Aim of the task.
All lines containing the string "dolor" must be copied from the entries.

[Records for the exercise]

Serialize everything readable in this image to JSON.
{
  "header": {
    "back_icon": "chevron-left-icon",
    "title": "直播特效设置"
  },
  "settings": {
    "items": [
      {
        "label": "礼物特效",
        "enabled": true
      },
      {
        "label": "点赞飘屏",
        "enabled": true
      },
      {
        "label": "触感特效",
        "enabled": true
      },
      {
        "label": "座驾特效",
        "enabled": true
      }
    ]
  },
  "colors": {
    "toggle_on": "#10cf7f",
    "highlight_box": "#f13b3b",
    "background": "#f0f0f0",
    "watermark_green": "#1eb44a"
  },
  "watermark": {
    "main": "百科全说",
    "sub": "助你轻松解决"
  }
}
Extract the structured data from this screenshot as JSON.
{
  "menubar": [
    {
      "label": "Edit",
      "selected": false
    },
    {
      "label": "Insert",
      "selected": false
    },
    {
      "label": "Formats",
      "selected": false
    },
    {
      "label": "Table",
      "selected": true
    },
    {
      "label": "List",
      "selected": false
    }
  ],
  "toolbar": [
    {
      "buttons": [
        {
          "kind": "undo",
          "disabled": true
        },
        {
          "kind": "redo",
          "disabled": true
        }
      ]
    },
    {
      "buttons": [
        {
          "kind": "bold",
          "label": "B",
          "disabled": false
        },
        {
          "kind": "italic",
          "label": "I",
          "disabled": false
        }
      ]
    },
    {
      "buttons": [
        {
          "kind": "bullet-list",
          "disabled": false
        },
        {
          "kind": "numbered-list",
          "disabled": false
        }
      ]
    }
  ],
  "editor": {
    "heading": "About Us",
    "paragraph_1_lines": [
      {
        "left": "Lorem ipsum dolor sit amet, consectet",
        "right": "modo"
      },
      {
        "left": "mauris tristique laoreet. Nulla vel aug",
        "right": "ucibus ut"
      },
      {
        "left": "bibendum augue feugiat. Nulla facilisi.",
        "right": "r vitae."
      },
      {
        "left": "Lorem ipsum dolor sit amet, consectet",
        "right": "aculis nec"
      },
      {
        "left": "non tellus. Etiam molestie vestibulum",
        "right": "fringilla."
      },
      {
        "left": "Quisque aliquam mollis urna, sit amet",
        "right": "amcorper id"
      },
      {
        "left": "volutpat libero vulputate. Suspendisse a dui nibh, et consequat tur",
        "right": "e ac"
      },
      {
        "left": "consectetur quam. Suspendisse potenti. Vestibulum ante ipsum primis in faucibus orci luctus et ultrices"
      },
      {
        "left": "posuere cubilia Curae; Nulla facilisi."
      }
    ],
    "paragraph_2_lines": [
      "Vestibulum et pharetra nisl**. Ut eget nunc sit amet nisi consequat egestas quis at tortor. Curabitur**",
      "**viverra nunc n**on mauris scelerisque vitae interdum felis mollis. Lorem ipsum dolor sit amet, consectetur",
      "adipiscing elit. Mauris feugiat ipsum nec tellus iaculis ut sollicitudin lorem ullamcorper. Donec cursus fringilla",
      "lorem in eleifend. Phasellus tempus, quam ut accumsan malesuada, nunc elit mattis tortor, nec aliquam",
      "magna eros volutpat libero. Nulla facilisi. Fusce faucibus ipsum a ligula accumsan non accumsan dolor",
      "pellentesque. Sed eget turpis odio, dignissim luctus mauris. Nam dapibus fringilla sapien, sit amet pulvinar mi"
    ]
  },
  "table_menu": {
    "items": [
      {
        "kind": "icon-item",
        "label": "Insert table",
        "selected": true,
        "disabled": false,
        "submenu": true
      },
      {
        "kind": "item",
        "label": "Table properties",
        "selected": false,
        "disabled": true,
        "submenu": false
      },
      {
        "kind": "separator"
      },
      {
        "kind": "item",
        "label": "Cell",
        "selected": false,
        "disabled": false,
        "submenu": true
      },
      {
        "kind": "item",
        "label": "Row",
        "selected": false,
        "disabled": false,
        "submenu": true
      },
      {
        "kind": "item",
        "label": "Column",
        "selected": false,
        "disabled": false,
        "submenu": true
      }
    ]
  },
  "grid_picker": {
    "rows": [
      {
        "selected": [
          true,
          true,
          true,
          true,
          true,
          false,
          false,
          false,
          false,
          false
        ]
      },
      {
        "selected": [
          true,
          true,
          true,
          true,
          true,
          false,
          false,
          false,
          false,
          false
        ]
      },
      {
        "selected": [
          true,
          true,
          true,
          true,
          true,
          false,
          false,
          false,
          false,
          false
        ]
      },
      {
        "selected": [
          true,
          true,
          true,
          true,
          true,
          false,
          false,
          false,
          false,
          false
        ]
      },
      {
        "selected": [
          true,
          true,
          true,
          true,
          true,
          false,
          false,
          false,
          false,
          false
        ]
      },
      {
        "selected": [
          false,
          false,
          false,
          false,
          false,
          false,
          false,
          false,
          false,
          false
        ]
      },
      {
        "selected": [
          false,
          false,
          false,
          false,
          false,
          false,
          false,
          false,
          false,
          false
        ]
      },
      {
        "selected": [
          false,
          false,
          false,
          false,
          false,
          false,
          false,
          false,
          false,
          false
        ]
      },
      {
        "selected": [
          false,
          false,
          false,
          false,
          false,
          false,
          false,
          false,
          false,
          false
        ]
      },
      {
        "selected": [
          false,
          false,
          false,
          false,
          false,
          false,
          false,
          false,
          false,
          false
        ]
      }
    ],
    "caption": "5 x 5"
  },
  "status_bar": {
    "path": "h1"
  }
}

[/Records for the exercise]

Task output.
        "left": "Lorem ipsum dolor sit amet, consectet",
        "left": "Lorem ipsum dolor sit amet, consectet",
      "**viverra nunc n**on mauris scelerisque vitae interdum felis mollis. Lorem ipsum dolor sit amet, consectetur",
      "magna eros volutpat libero. Nulla facilisi. Fusce faucibus ipsum a ligula accumsan non accumsan dolor",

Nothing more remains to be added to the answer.